  • Can the % of online book market share increase from current 3% to 10-15% by 2020 ?. Repro seem to believe so and from the recent conf call management believes this market to be 7000 to 10000 crore market (which is 10-15% of 74000 crores).
    Is it possible ? Yes.
    Is it believable ? Yes. Given the recent surge in internet penetration (Jio effect).

  • Can Repro’s Books-On-Demand business mode scale big ?. Yes. As management puts it, Books-On-Demand is the Uber like model for books. They aggregate books (and so asset light with no working capital). So I believe scale can be really good.

  • Can Repro claim at least 10% of the online book market share by 2020 ?. I don’t know. But I’ve tried to extrapolate some numbers below to see if that’ll indeed be possible or not.

  • Who are the leaders today in the K12 school books space ?. Does Repro have a chance here at all ?. I’ve no answers here, would like fellow ValuePickrs to pitch in.

Estimating Repro’s one book’s share in 2020 (we have to be really careful with this projection, else one can go wrong big time). These are back of the envelope calculations,

Current capacity: 6000 books per day

Capacity increase (to be ready by end of 2017): 6000
( )

Total capacity for FY18 : 12000 books/day

My view on how may books/day (at least) they can sell by end of this financial year: 6000

This would roughly translate to 6000 * 30 * 333 per month revenue (~ 6 crores). 72 crores of revenue contributions from Books-on-Demand looks feasible from one book factory.

Note: Management says they’ll reach the full capacity current year, if you keenly watch his answer in his interview above. But I took 50% capacity utilization for my rough projections above.

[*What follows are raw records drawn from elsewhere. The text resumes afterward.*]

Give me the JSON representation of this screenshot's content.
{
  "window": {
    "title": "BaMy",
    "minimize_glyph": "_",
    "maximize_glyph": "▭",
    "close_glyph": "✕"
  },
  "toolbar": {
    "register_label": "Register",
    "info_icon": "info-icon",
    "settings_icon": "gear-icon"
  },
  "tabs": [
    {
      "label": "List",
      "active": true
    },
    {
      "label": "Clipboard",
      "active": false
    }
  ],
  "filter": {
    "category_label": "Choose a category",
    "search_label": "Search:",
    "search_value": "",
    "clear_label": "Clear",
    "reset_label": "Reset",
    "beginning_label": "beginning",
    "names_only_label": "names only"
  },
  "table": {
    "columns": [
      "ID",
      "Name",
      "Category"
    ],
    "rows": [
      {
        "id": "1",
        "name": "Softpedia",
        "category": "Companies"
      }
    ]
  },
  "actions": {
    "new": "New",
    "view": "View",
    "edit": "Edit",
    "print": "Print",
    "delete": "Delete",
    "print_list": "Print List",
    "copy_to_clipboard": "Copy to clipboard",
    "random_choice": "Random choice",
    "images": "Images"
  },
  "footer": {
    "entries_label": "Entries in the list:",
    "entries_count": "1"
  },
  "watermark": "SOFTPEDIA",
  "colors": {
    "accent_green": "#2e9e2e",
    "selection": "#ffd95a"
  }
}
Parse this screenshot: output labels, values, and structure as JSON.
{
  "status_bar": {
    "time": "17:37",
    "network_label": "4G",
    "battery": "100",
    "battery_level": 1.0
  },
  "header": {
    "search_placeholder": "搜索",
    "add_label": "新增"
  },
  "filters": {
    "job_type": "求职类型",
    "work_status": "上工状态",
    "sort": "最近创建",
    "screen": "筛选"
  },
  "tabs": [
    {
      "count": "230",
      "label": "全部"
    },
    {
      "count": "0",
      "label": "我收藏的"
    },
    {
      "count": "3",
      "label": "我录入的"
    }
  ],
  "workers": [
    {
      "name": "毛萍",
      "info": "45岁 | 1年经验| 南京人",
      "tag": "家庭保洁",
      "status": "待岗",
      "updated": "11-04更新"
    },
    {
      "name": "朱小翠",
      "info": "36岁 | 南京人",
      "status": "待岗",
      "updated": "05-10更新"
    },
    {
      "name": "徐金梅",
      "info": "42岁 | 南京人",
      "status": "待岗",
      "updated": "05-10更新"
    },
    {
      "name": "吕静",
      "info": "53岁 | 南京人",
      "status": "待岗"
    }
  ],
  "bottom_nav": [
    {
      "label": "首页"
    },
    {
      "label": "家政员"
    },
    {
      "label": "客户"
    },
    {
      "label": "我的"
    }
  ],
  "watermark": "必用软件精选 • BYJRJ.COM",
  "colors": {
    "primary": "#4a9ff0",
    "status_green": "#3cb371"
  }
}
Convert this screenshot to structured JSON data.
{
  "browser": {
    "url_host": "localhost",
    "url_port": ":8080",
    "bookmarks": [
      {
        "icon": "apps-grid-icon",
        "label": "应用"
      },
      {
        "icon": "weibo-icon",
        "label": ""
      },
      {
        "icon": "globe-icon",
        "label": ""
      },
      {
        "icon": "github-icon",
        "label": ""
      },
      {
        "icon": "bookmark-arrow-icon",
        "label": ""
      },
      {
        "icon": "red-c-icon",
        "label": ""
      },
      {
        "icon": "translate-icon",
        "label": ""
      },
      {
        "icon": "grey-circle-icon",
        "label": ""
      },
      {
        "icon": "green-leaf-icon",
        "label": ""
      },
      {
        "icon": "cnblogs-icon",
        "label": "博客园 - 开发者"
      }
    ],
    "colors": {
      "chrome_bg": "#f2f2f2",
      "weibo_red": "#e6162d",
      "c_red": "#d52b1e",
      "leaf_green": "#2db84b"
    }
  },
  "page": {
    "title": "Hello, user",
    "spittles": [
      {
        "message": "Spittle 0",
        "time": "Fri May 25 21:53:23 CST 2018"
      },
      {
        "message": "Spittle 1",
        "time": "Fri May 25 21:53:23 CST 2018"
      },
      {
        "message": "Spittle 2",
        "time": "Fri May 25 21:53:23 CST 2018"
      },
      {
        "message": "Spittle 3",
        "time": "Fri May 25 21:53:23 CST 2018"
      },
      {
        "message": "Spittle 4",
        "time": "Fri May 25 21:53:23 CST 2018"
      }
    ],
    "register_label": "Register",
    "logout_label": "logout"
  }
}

For Repro Books-on-Demand to take 10% online book market share by 2020, at the current rate/book (Rs. 333), the need to sell around 10 times more books per day ( at the lower end of market estimate which is 7000 crores).

The key question to answer now is, Is this doable ?. I believe this is where we need to be watchful on how Repro’s Books-on-Demand progresses from here. This is achievable if they maintain the growth rate.

Biggest moat & risk for Repro is Ingram tie-up. It’s a moat as they have access to millions of books through this tie up and a risk, if Ingram ties up with other sellers (currently management thinks Ingram is happy with them and won’t see a anyone else getting such partnership with Ingram).

My view is that the opportunity is pretty huge and its upto Repro to capture this. Management seem to be confident, as they say they want to be a substantial player in the online book selling business by having significant market share. I hope the management delivers here.

Views and counter views welcome :slight_smile:

@hitesh2710, @donald, @ayushmit would like to know your views here on Repro’s Books-on-Demand business model.

Disclosure: Invested post recent qtry results.

(Prasad India) #43

Dear Siva,
Any idea about export of printed books to INGRAM or others such as AMAZON?
Books on demand is only restricted to India?